No longer does a business wonder whether its site should contain social components and functionality. The utility of social plugins on websites has been established. Now the question is how to implement social technologies correctly — merely adding technologies like social login, sharing, commenting and game mechanics is not enough.
Unfortunately, the web is ripe with sites that offer social implementations that miss the mark. And often, businesses suffer from a “set it and forget” mentality, in which a product manager will slap a Facebook Like button on his sites and declare the business’s website now social. Quite frankly, that is not enough.
Instead, for marketers and IT professionals, it’s critical to ask “why do we have this technology?” and “how do we define success?” For a vast majority of sites, some combination of social plugins is worth the effort. The best way to figure out what works for your site is to test, test and test again. Be it A/B or multivariate testing, here are my thoughts on why testing is so important, and how to get the most from your site’s social technology.

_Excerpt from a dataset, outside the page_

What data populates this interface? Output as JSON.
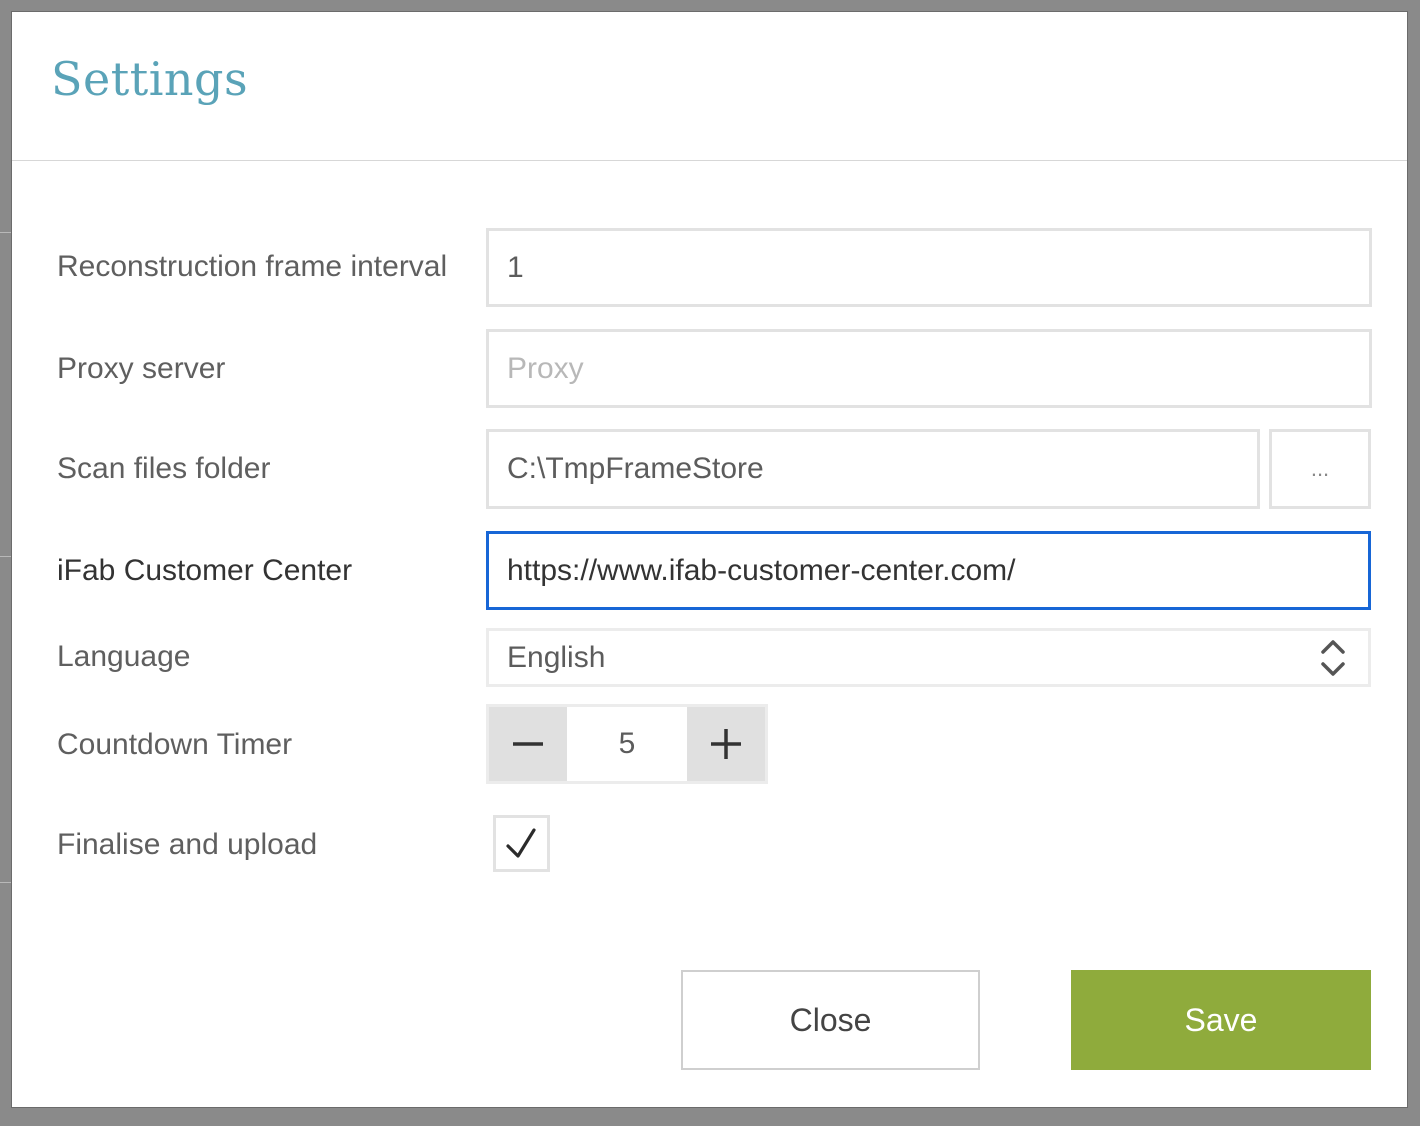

Which Social Login Provider Should I Choose?Testing your site’s social functionality starts with testing your social login providers. You can go to any number of sites across the web that only offer Facebook Connect for social login. (My company’s CEO, Patrick Salyer, explains why multiple online personas make it imperative that companies offer social logins beyond Facebook Connect.)
When I’m helping clients conduct these tests, I almost always find that a great way to start is by offering user-sets different login options to determine which social network APIs should be implemented. Sure, Facebook will almost always be the dominant player in share-of-logins, but we’ve seen the other players account for up to a combined 60% share of social logins. Are you willing to throw away those users and the insight that comes with them?

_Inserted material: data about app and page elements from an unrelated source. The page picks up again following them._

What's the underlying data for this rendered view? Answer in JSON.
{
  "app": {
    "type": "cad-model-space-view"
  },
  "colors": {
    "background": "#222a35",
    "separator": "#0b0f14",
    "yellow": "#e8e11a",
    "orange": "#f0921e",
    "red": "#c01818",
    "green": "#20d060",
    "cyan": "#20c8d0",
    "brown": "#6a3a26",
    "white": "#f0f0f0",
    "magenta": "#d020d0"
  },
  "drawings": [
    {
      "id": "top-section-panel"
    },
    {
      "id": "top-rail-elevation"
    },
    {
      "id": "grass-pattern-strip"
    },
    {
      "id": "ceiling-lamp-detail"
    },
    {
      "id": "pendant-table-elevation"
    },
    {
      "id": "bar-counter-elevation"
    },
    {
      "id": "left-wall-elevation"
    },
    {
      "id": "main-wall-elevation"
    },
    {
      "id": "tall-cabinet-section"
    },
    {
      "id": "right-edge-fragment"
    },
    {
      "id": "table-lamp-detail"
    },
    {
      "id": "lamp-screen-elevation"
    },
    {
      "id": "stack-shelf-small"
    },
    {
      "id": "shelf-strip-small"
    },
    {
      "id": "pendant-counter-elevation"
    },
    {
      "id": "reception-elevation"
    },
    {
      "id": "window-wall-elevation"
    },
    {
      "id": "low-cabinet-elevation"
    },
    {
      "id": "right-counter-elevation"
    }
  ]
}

There’s huge value in adding a mix of other login options such as Twitter, LinkedIn, Google and Yahoo. We know from reviewing our client base that one set of social login providers that works for one site doesn’t necessarily work for another. Sure, you don’t need to run a test to realize LinkedIn probably doesn’t work for a site targeting preteens, but do you have a higher than expected number of visitors that prefer to use Google? You won’t know until you test.
Additionally, if your site has a user base in other markets like Europe, South America or Asia, you may also want to offer login through various international social networks like Vkontakte, Orkut, RenRen or Mixi to ensure your site appeals to global users. The only way to accurately find out which of these networks and identity providers should be offered is through testing.
What Is the Best Testing Strategy?A/B testing is a great place to start finding out what does and doesn’t work for your site. A/B testing means having one control group and one variant group (sites often overlook the need for a second control group, which we’ll call “C”) to establish that the control group has a large enough sample size.
Rather than use a formula used in hypothesis testing, I prefer to use convergence testing. Convergence testing effectively means “A/B/C” testing, where A and C offer the same login options, and B offers a different set of login options. The “convergence” part means that A and C will eventually yield similar conversion rates (conversion in this case being whether users logged in or not). If A and C have no variable other than the being presented to different user sets, they should quickly see the same results. If the result varies it means you haven’t seen enough traffic to reach convergence (the point at which both controls yield the same result), and you should keep the test running until you do. B poses a different set of login options placed in a different order from A and C. That’s the delta you’re looking for.
Keep in mind that a successful A/B test is any test that yields insight into visitor behavior. If the change you introduce from testing yields a 2% decrease in conversion rates, the test was still successful – you learned the lesson quickly and now have confidence that your control is still the best way to go.
In today’s business climate, it’s crucial for sites to integrate with social networks and, with focused testing, to capitalize on that integration to realize a number of benefits. For example, by discovering 30% of your site’s users prefer to share via Twitter versus Facebook, you would likely offer Twitter as a prominent authentication option. While Facebook almost always leads in number of logins, Twitter tends to drive the most referral traffic per share of any social network (data my company has collected shows that shares from Twitter drive five click-backs, on average). Chances are that you probably would want to take advantage of that valuable referral traffic, and the only way to effectively optimize your site for Twitter sharing is through testing.
The above just scratches the surface of ways to better leverage social via testing. The key concept to remember is that in order to ensure successful testing, you need to let the process run until you see convergence. Keep that in mind and you’ll be well on your way toward making the best use of your site’s social technology.
Brian Sullivan is vice president of client services at Gigya, where he advises clients on implementing social technology. Gigya offers websites a suite of social technology like social login, comments, game mechanics and a social identity management platform.